Top of Data section

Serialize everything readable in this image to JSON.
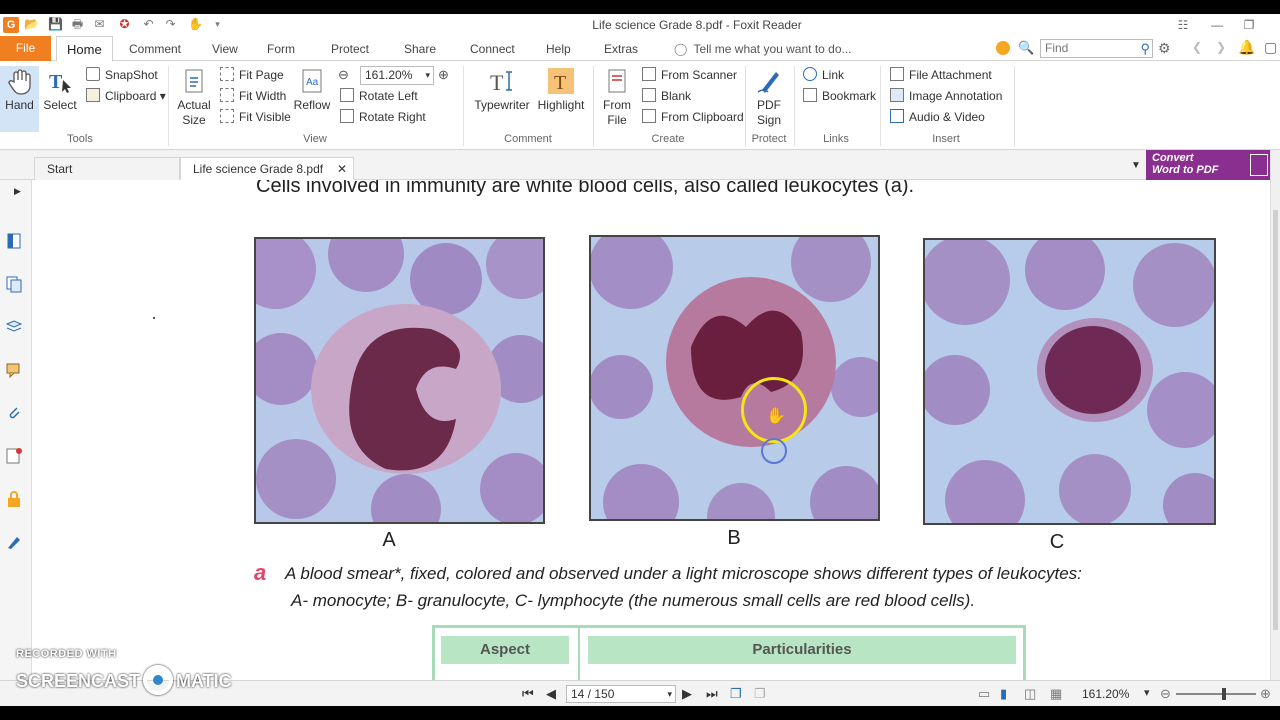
{
  "window": {
    "title": "Life science Grade 8.pdf - Foxit Reader",
    "logo": "G"
  },
  "menu": {
    "file": "File",
    "tabs": [
      "Home",
      "Comment",
      "View",
      "Form",
      "Protect",
      "Share",
      "Connect",
      "Help",
      "Extras"
    ],
    "tell_me": "Tell me what you want to do...",
    "find_placeholder": "Find"
  },
  "ribbon": {
    "tools": {
      "hand": "Hand",
      "select": "Select",
      "snapshot": "SnapShot",
      "clipboard": "Clipboard",
      "label": "Tools"
    },
    "view": {
      "actual_size_1": "Actual",
      "actual_size_2": "Size",
      "fit_page": "Fit Page",
      "fit_width": "Fit Width",
      "fit_visible": "Fit Visible",
      "reflow": "Reflow",
      "zoom": "161.20%",
      "rotate_left": "Rotate Left",
      "rotate_right": "Rotate Right",
      "label": "View"
    },
    "comment": {
      "typewriter": "Typewriter",
      "highlight": "Highlight",
      "label": "Comment"
    },
    "create": {
      "from_file_1": "From",
      "from_file_2": "File",
      "from_scanner": "From Scanner",
      "blank": "Blank",
      "from_clipboard": "From Clipboard",
      "label": "Create"
    },
    "protect": {
      "pdf_sign_1": "PDF",
      "pdf_sign_2": "Sign",
      "label": "Protect"
    },
    "links": {
      "link": "Link",
      "bookmark": "Bookmark",
      "label": "Links"
    },
    "insert": {
      "file_attachment": "File Attachment",
      "image_annotation": "Image Annotation",
      "audio_video": "Audio & Video",
      "label": "Insert"
    }
  },
  "tabs": {
    "start": "Start",
    "current": "Life science Grade 8.pdf"
  },
  "convert": {
    "line1": "Convert",
    "line2": "Word to PDF"
  },
  "page": {
    "top_text": "Cells involved in immunity are white blood cells, also called leukocytes (a).",
    "labels": [
      "A",
      "B",
      "C"
    ],
    "caption_marker": "a",
    "caption_line1": "A blood smear*, fixed, colored and observed under a light microscope shows different types of leukocytes:",
    "caption_line2": "A- monocyte; B- granulocyte, C- lymphocyte (the numerous small cells are red blood cells).",
    "table_headers": [
      "Aspect",
      "Particularities"
    ]
  },
  "status": {
    "page": "14 / 150",
    "zoom": "161.20%",
    "zoom_level": 0.6
  },
  "watermark": {
    "line1": "RECORDED WITH",
    "line2a": "SCREENCAST",
    "line2b": "MATIC"
  },
  "colors": {
    "accent": "#f07f22",
    "convert": "#8a2e8f",
    "table_green": "#b8e6c4"
  }
}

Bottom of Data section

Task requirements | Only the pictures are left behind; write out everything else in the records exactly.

Solution to this problem |
Serialize everything readable in this image to JSON.
{
  "window": {
    "title": "Life science Grade 8.pdf - Foxit Reader",
    "logo": "G"
  },
  "menu": {
    "file": "File",
    "tabs": [
      "Home",
      "Comment",
      "View",
      "Form",
      "Protect",
      "Share",
      "Connect",
      "Help",
      "Extras"
    ],
    "tell_me": "Tell me what you want to do...",
    "find_placeholder": "Find"
  },
  "ribbon": {
    "tools": {
      "hand": "Hand",
      "select": "Select",
      "snapshot": "SnapShot",
      "clipboard": "Clipboard",
      "label": "Tools"
    },
    "view": {
      "actual_size_1": "Actual",
      "actual_size_2": "Size",
      "fit_page": "Fit Page",
      "fit_width": "Fit Width",
      "fit_visible": "Fit Visible",
      "reflow": "Reflow",
      "zoom": "161.20%",
      "rotate_left": "Rotate Left",
      "rotate_right": "Rotate Right",
      "label": "View"
    },
    "comment": {
      "typewriter": "Typewriter",
      "highlight": "Highlight",
      "label": "Comment"
    },
    "create": {
      "from_file_1": "From",
      "from_file_2": "File",
      "from_scanner": "From Scanner",
      "blank": "Blank",
      "from_clipboard": "From Clipboard",
      "label": "Create"
    },
    "protect": {
      "pdf_sign_1": "PDF",
      "pdf_sign_2": "Sign",
      "label": "Protect"
    },
    "links": {
      "link": "Link",
      "bookmark": "Bookmark",
      "label": "Links"
    },
    "insert": {
      "file_attachment": "File Attachment",
      "image_annotation": "Image Annotation",
      "audio_video": "Audio & Video",
      "label": "Insert"
    }
  },
  "tabs": {
    "start": "Start",
    "current": "Life science Grade 8.pdf"
  },
  "convert": {
    "line1": "Convert",
    "line2": "Word to PDF"
  },
  "page": {
    "top_text": "Cells involved in immunity are white blood cells, also called leukocytes (a).",
    "labels": [
      "A",
      "B",
      "C"
    ],
    "caption_marker": "a",
    "caption_line1": "A blood smear*, fixed, colored and observed under a light microscope shows different types of leukocytes:",
    "caption_line2": "A- monocyte; B- granulocyte, C- lymphocyte (the numerous small cells are red blood cells).",
    "table_headers": [
      "Aspect",
      "Particularities"
    ]
  },
  "status": {
    "page": "14 / 150",
    "zoom": "161.20%",
    "zoom_level": 0.6
  },
  "watermark": {
    "line1": "RECORDED WITH",
    "line2a": "SCREENCAST",
    "line2b": "MATIC"
  },
  "colors": {
    "accent": "#f07f22",
    "convert": "#8a2e8f",
    "table_green": "#b8e6c4"
  }
}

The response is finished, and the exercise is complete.